They could be lovers, perhaps are. Twin orchid blossoms, olive-faced, dark-haired, on one small stiff branch pulling themselves closer.
“I woke early,” she says. They sit at a round café table under a fat green parasol with bubbles on one side and a sun-bleached yellow “Perrier” on the other.
“Again? Not me. I can’t pull myself out of bed at 11 these days.”
Over the hill the road banks in a small curb separating it from the beach, only the sand has drifted like a desert expanding towards the rows of white and silver cars, the arc and angles of taffy-colored cafés and restaurants. A toddler squeals, running barefoot over a sandcastle near the water. A yellow bucket hangs on the arm of a teenager.
“Even at 11 it was a full-on struggle, all hands on board kinda thing.” He chuckles in that way he does, low and manly, unlike his boyish figure.
The girl seems to smile then, as if this image amuses her, the battle to throw off the white sheets, his smooth, thin limbs, something about them inevitably vulnerable, sucked back into the mattress nest, his head pulled onto the pillow by a magnetic force. By then, she’d had her cups of tea, watched the day break over the slip of sea, the sails tonguing sky put up, pulled back down as tiny dinghys waddled over the waves, anchored or just left adrift while their occupants breakfasted or fished. Silvery lines cast out, dreams drawn back in. Her eyes close and open like tides.
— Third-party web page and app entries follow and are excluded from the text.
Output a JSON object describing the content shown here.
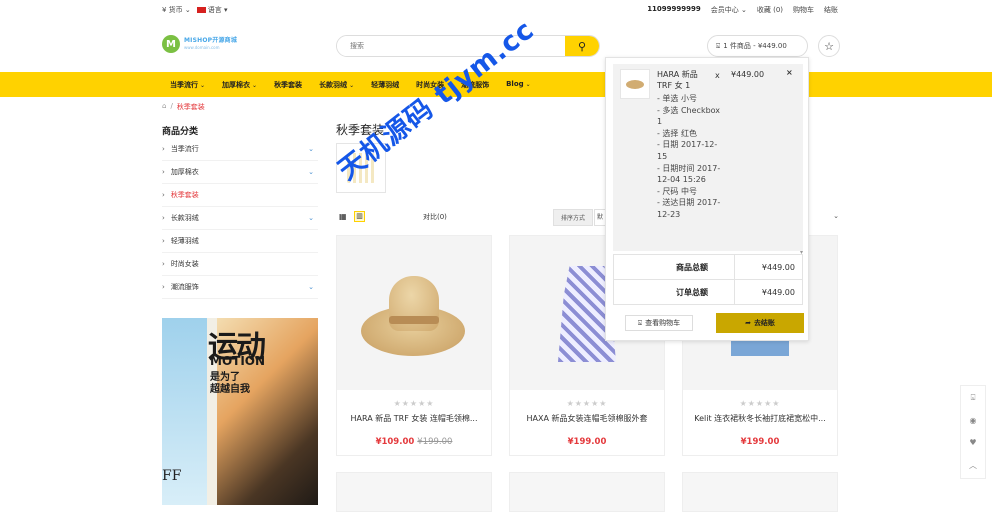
{
  "topbar": {
    "currency": "¥ 货币 ⌄",
    "language": "语言 ▾",
    "phone": "11099999999",
    "member": "会员中心 ⌄",
    "favorites": "收藏 (0)",
    "cart": "购物车",
    "checkout": "结账"
  },
  "logo": {
    "mark": "M",
    "name": "MISHOP开源商城",
    "url": "www.domain.com"
  },
  "search": {
    "placeholder": "搜索"
  },
  "header": {
    "cart_summary": "1 件商品 - ¥449.00"
  },
  "nav": [
    {
      "label": "当季流行",
      "caret": "⌄"
    },
    {
      "label": "加厚棉衣",
      "caret": "⌄"
    },
    {
      "label": "秋季套装",
      "caret": ""
    },
    {
      "label": "长款羽绒",
      "caret": "⌄"
    },
    {
      "label": "轻薄羽绒",
      "caret": ""
    },
    {
      "label": "时尚女装",
      "caret": ""
    },
    {
      "label": "潮流服饰",
      "caret": ""
    },
    {
      "label": "Blog",
      "caret": "⌄"
    }
  ],
  "breadcrumb": {
    "home_icon": "home-icon",
    "separator": "/",
    "current": "秋季套装"
  },
  "sidebar": {
    "title": "商品分类",
    "categories": [
      {
        "label": "当季流行",
        "has_children": true
      },
      {
        "label": "加厚棉衣",
        "has_children": true
      },
      {
        "label": "秋季套装",
        "has_children": false,
        "active": true
      },
      {
        "label": "长款羽绒",
        "has_children": true
      },
      {
        "label": "轻薄羽绒",
        "has_children": false
      },
      {
        "label": "时尚女装",
        "has_children": false
      },
      {
        "label": "潮流服饰",
        "has_children": true
      }
    ],
    "banner": {
      "t1": "运动",
      "t2": "MOTION",
      "t3": "是为了",
      "t4": "超越自我",
      "t5": "FF"
    }
  },
  "main": {
    "title": "秋季套装",
    "compare": "对比(0)",
    "sort_label": "排序方式",
    "sort_value": "默"
  },
  "products": [
    {
      "name": "HARA 新品 TRF 女装 连帽毛领棉...",
      "price": "¥109.00",
      "old_price": "¥199.00",
      "stars": "★★★★★"
    },
    {
      "name": "HAXA 新品女装连帽毛领棉服外套",
      "price": "¥199.00",
      "old_price": "",
      "stars": "★★★★★"
    },
    {
      "name": "Kelit 连衣裙秋冬长袖打底裙宽松中...",
      "price": "¥199.00",
      "old_price": "",
      "stars": "★★★★★"
    }
  ],
  "cart_popup": {
    "item": {
      "name": "HARA 新品 TRF 女 1",
      "qty": "x",
      "price": "¥449.00",
      "remove": "×",
      "options": [
        "- 单选 小号",
        "- 多选 Checkbox 1",
        "- 选择 红色",
        "- 日期 2017-12-15",
        "- 日期时间 2017-12-04 15:26",
        "- 尺码 中号",
        "- 送达日期 2017-12-23"
      ]
    },
    "scroll_indicator": "▾",
    "subtotal_label": "商品总额",
    "subtotal_value": "¥449.00",
    "total_label": "订单总额",
    "total_value": "¥449.00",
    "view_cart": "查看购物车",
    "checkout": "去结账"
  },
  "floatbar": [
    "cart-icon",
    "user-icon",
    "heart-icon",
    "up-icon"
  ],
  "watermark": "天机源码 tjym.cc"
}
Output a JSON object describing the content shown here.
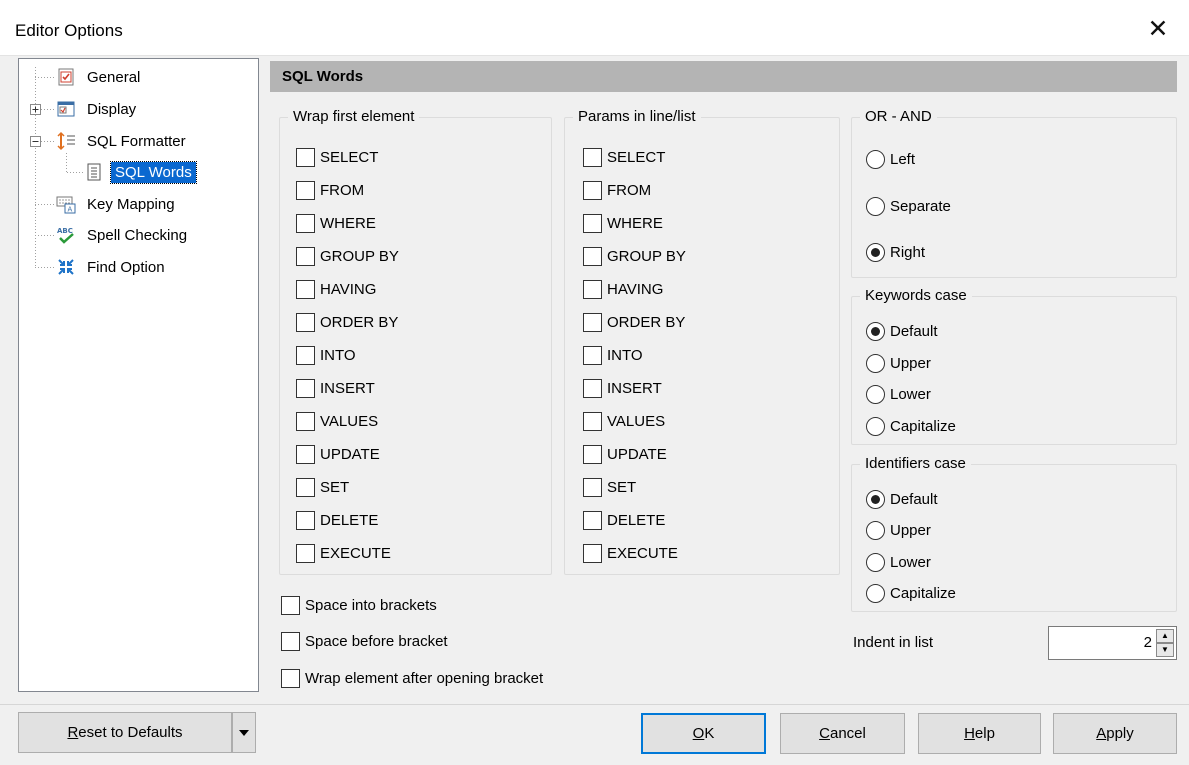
{
  "window": {
    "title": "Editor Options",
    "close_glyph": "✕"
  },
  "tree": {
    "items": [
      {
        "label": "General",
        "icon": "general-icon"
      },
      {
        "label": "Display",
        "icon": "display-icon"
      },
      {
        "label": "SQL Formatter",
        "icon": "sql-formatter-icon"
      },
      {
        "label": "SQL Words",
        "icon": "sql-words-icon",
        "selected": true
      },
      {
        "label": "Key Mapping",
        "icon": "key-mapping-icon"
      },
      {
        "label": "Spell Checking",
        "icon": "spell-checking-icon"
      },
      {
        "label": "Find Option",
        "icon": "find-option-icon"
      }
    ]
  },
  "panel": {
    "header": "SQL Words",
    "wrap_first": {
      "title": "Wrap first element",
      "items": [
        "SELECT",
        "FROM",
        "WHERE",
        "GROUP BY",
        "HAVING",
        "ORDER BY",
        "INTO",
        "INSERT",
        "VALUES",
        "UPDATE",
        "SET",
        "DELETE",
        "EXECUTE"
      ]
    },
    "params": {
      "title": "Params in line/list",
      "items": [
        "SELECT",
        "FROM",
        "WHERE",
        "GROUP BY",
        "HAVING",
        "ORDER BY",
        "INTO",
        "INSERT",
        "VALUES",
        "UPDATE",
        "SET",
        "DELETE",
        "EXECUTE"
      ]
    },
    "or_and": {
      "title": "OR - AND",
      "options": [
        "Left",
        "Separate",
        "Right"
      ],
      "selected": "Right"
    },
    "keywords_case": {
      "title": "Keywords case",
      "options": [
        "Default",
        "Upper",
        "Lower",
        "Capitalize"
      ],
      "selected": "Default"
    },
    "identifiers_case": {
      "title": "Identifiers case",
      "options": [
        "Default",
        "Upper",
        "Lower",
        "Capitalize"
      ],
      "selected": "Default"
    },
    "space_into_brackets": "Space into brackets",
    "space_before_bracket": "Space before bracket",
    "wrap_after_bracket": "Wrap element after opening bracket",
    "indent_label": "Indent in list",
    "indent_value": "2"
  },
  "buttons": {
    "reset": {
      "accel": "R",
      "rest": "eset to Defaults"
    },
    "ok": {
      "accel": "O",
      "rest": "K"
    },
    "cancel": {
      "accel": "C",
      "rest": "ancel"
    },
    "help": {
      "accel": "H",
      "rest": "elp"
    },
    "apply": {
      "accel": "A",
      "rest": "pply"
    }
  },
  "colors": {
    "selection": "#0a68d0",
    "header_bg": "#b4b4b4",
    "default_button_border": "#0078d7"
  }
}
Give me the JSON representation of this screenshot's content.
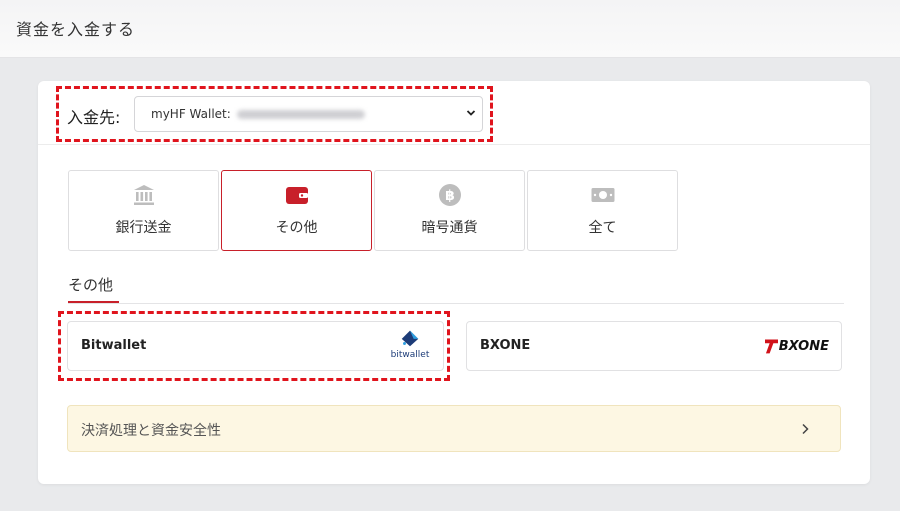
{
  "page": {
    "title": "資金を入金する"
  },
  "deposit_destination": {
    "label": "入金先:",
    "selected_value": "myHF Wallet:"
  },
  "tabs": [
    {
      "label": "銀行送金",
      "icon": "bank-icon",
      "active": false
    },
    {
      "label": "その他",
      "icon": "wallet-icon",
      "active": true
    },
    {
      "label": "暗号通貨",
      "icon": "bitcoin-icon",
      "active": false
    },
    {
      "label": "全て",
      "icon": "cash-icon",
      "active": false
    }
  ],
  "section": {
    "title": "その他"
  },
  "methods": [
    {
      "name": "Bitwallet",
      "logo_text": "bitwallet"
    },
    {
      "name": "BXONE",
      "logo_text": "BXONE"
    }
  ],
  "notice": {
    "text": "決済処理と資金安全性"
  },
  "colors": {
    "accent_red": "#c8202a",
    "highlight_red": "#e0141d",
    "icon_gray": "#bdbdbd",
    "notice_bg": "#fdf7e3",
    "bitwallet_blue": "#1d3c78"
  }
}
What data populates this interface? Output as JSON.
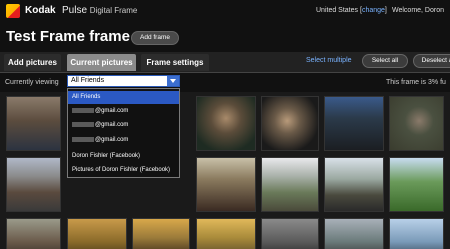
{
  "header": {
    "brand": "Kodak",
    "product": "Pulse",
    "product_sub": "Digital Frame",
    "region": "United States",
    "region_link": "change",
    "welcome": "Welcome, Doron"
  },
  "title": {
    "page_title": "Test Frame frame",
    "add_frame_label": "Add frame"
  },
  "tabs": [
    {
      "label": "Add pictures"
    },
    {
      "label": "Current pictures"
    },
    {
      "label": "Frame settings"
    }
  ],
  "actions": {
    "select_multiple": "Select multiple",
    "select_all": "Select all",
    "deselect": "Deselect a"
  },
  "viewing": {
    "label": "Currently viewing",
    "selected": "All Friends",
    "options": [
      "All Friends",
      "@gmail.com",
      "@gmail.com",
      "@gmail.com",
      "Doron Fishler (Facebook)",
      "Pictures of Doron Fishler (Facebook)"
    ]
  },
  "frame_status": "This frame is 3% fu",
  "colors": {
    "selected_tab": "#8b8b8b",
    "link": "#7ab3ff",
    "dropdown_highlight": "#2b59c3"
  }
}
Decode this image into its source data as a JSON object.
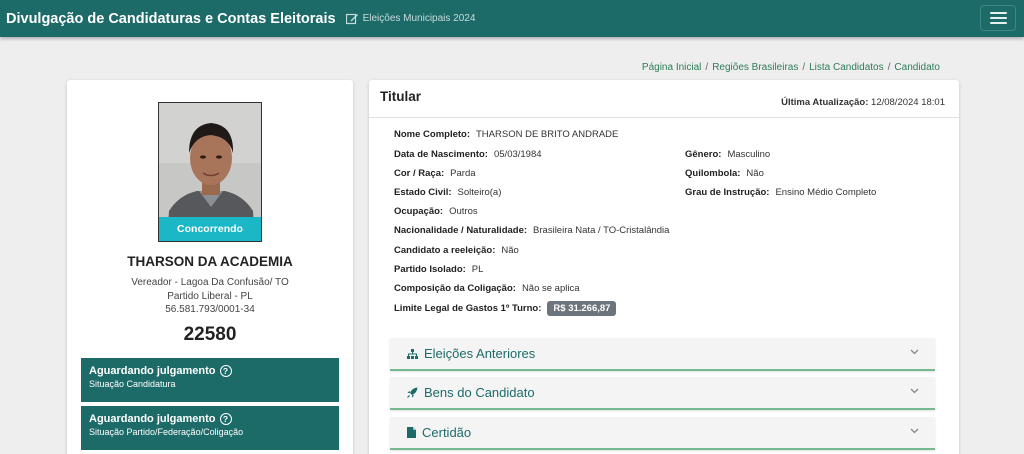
{
  "header": {
    "title": "Divulgação de Candidaturas e Contas Eleitorais",
    "subtitle": "Eleições Municipais 2024"
  },
  "breadcrumb": [
    "Página Inicial",
    "Regiões Brasileiras",
    "Lista Candidatos",
    "Candidato"
  ],
  "candidate": {
    "status_badge": "Concorrendo",
    "name": "THARSON DA ACADEMIA",
    "office_location": "Vereador - Lagoa Da Confusão/ TO",
    "party": "Partido Liberal - PL",
    "cnpj": "56.581.793/0001-34",
    "number": "22580"
  },
  "status_cards": [
    {
      "title": "Aguardando julgamento",
      "subtitle": "Situação Candidatura"
    },
    {
      "title": "Aguardando julgamento",
      "subtitle": "Situação Partido/Federação/Coligação"
    }
  ],
  "details": {
    "title": "Titular",
    "last_update_label": "Última Atualização:",
    "last_update_value": "12/08/2024 18:01",
    "fields": {
      "full_name": {
        "label": "Nome Completo:",
        "value": "THARSON DE BRITO ANDRADE"
      },
      "birth_date": {
        "label": "Data de Nascimento:",
        "value": "05/03/1984"
      },
      "gender": {
        "label": "Gênero:",
        "value": "Masculino"
      },
      "race": {
        "label": "Cor / Raça:",
        "value": "Parda"
      },
      "quilombola": {
        "label": "Quilombola:",
        "value": "Não"
      },
      "marital": {
        "label": "Estado Civil:",
        "value": "Solteiro(a)"
      },
      "education": {
        "label": "Grau de Instrução:",
        "value": "Ensino Médio Completo"
      },
      "occupation": {
        "label": "Ocupação:",
        "value": "Outros"
      },
      "nationality": {
        "label": "Nacionalidade / Naturalidade:",
        "value": "Brasileira Nata / TO-Cristalândia"
      },
      "reelection": {
        "label": "Candidato a reeleição:",
        "value": "Não"
      },
      "party_isolated": {
        "label": "Partido Isolado:",
        "value": "PL"
      },
      "coalition": {
        "label": "Composição da Coligação:",
        "value": "Não se aplica"
      },
      "spending_limit": {
        "label": "Limite Legal de Gastos 1º Turno:",
        "value": "R$ 31.266,87"
      }
    }
  },
  "accordions": [
    {
      "label": "Eleições Anteriores",
      "icon": "sitemap-icon"
    },
    {
      "label": "Bens do Candidato",
      "icon": "rocket-icon"
    },
    {
      "label": "Certidão",
      "icon": "file-icon"
    }
  ],
  "colors": {
    "primary": "#1d6b69",
    "badge": "#1bb7c7",
    "accent_green": "#76b890"
  }
}
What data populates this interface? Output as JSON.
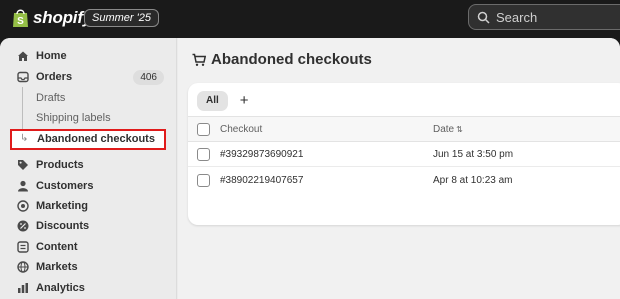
{
  "topbar": {
    "brand": "shopify",
    "edition": "Summer '25",
    "search_placeholder": "Search"
  },
  "sidebar": {
    "items": [
      {
        "label": "Home",
        "icon": "home-icon"
      },
      {
        "label": "Orders",
        "icon": "inbox-icon",
        "badge": "406"
      },
      {
        "label": "Drafts",
        "sub": true
      },
      {
        "label": "Shipping labels",
        "sub": true
      },
      {
        "label": "Abandoned checkouts",
        "sub": true,
        "active": true
      },
      {
        "label": "Products",
        "icon": "tag-icon"
      },
      {
        "label": "Customers",
        "icon": "person-icon"
      },
      {
        "label": "Marketing",
        "icon": "target-icon"
      },
      {
        "label": "Discounts",
        "icon": "discount-icon"
      },
      {
        "label": "Content",
        "icon": "content-icon"
      },
      {
        "label": "Markets",
        "icon": "globe-icon"
      },
      {
        "label": "Analytics",
        "icon": "bar-chart-icon"
      }
    ]
  },
  "page": {
    "title": "Abandoned checkouts",
    "title_icon": "cart-icon"
  },
  "filters": {
    "tabs": [
      {
        "label": "All",
        "selected": true
      }
    ],
    "add_label": "+"
  },
  "table": {
    "columns": {
      "checkout": "Checkout",
      "date": "Date"
    },
    "rows": [
      {
        "checkout": "#39329873690921",
        "date": "Jun 15 at 3:50 pm"
      },
      {
        "checkout": "#38902219407657",
        "date": "Apr 8 at 10:23 am"
      }
    ]
  },
  "colors": {
    "topbar": "#1a1a1a",
    "highlight": "#e01b1b",
    "brand_green": "#95bf47"
  }
}
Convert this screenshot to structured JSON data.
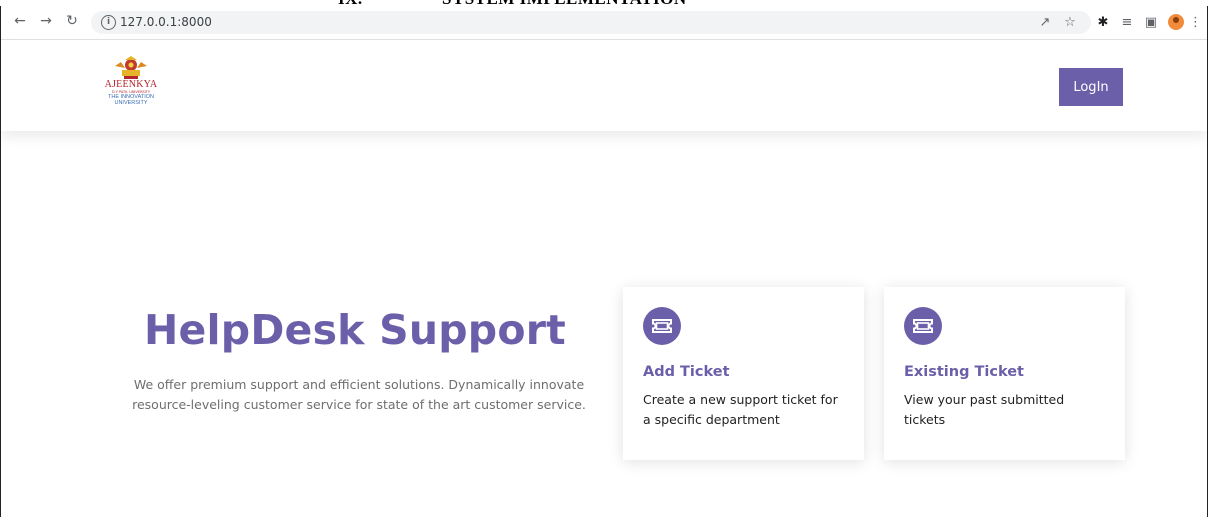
{
  "document": {
    "section_number": "IX.",
    "section_title": "SYSTEM IMPLEMENTATION"
  },
  "browser": {
    "url": "127.0.0.1:8000",
    "nav_icons": [
      "back-arrow-icon",
      "forward-arrow-icon",
      "reload-icon"
    ],
    "toolbar_icons": [
      "share-icon",
      "star-icon",
      "extensions-icon",
      "reading-list-icon",
      "side-panel-icon",
      "profile-icon",
      "menu-icon"
    ]
  },
  "header": {
    "logo": {
      "name": "AJEENKYA",
      "subtitle": "D Y PATIL UNIVERSITY",
      "tagline_1": "THE INNOVATION",
      "tagline_2": "UNIVERSITY"
    },
    "login_label": "LogIn"
  },
  "hero": {
    "title": "HelpDesk Support",
    "description": "We offer premium support and efficient solutions. Dynamically innovate resource-leveling customer service for state of the art customer service."
  },
  "cards": [
    {
      "icon": "ticket-icon",
      "title": "Add Ticket",
      "text": "Create a new support ticket for a specific department"
    },
    {
      "icon": "ticket-icon",
      "title": "Existing Ticket",
      "text": "View your past submitted tickets"
    }
  ],
  "colors": {
    "accent": "#6c5faa",
    "logo_red": "#b3262b",
    "logo_blue": "#3a6db3"
  }
}
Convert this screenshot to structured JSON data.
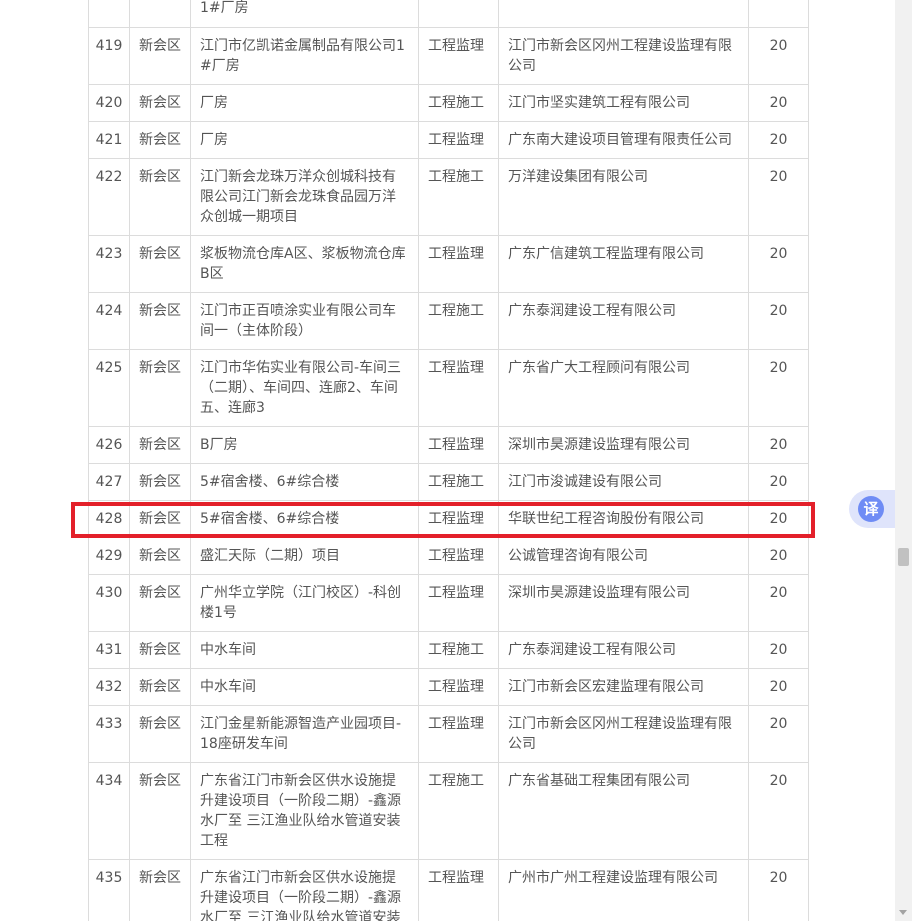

“I can’t understand what you do with all your time!” He stares directly at her, awaiting the response to some imperative. Her lids drift closed revealing a subtle powder shimmer, open as the sun sneaks rays under the flaps of their parasol.
“Isn’t it a beautiful day?” She’s pleased with everything. Her mood contagious.
He reaches towards her hand then pulls back. As if some rule has been written on a heavy tablet, his smile is not as light as hers, his gestures not so free. A sparrow flits by his feet beside twigs and some fallen leaves, darts off. He’ll pay their tab then return to the cool interior of his tiny office.
“The entire summer’s been beautiful,” he says.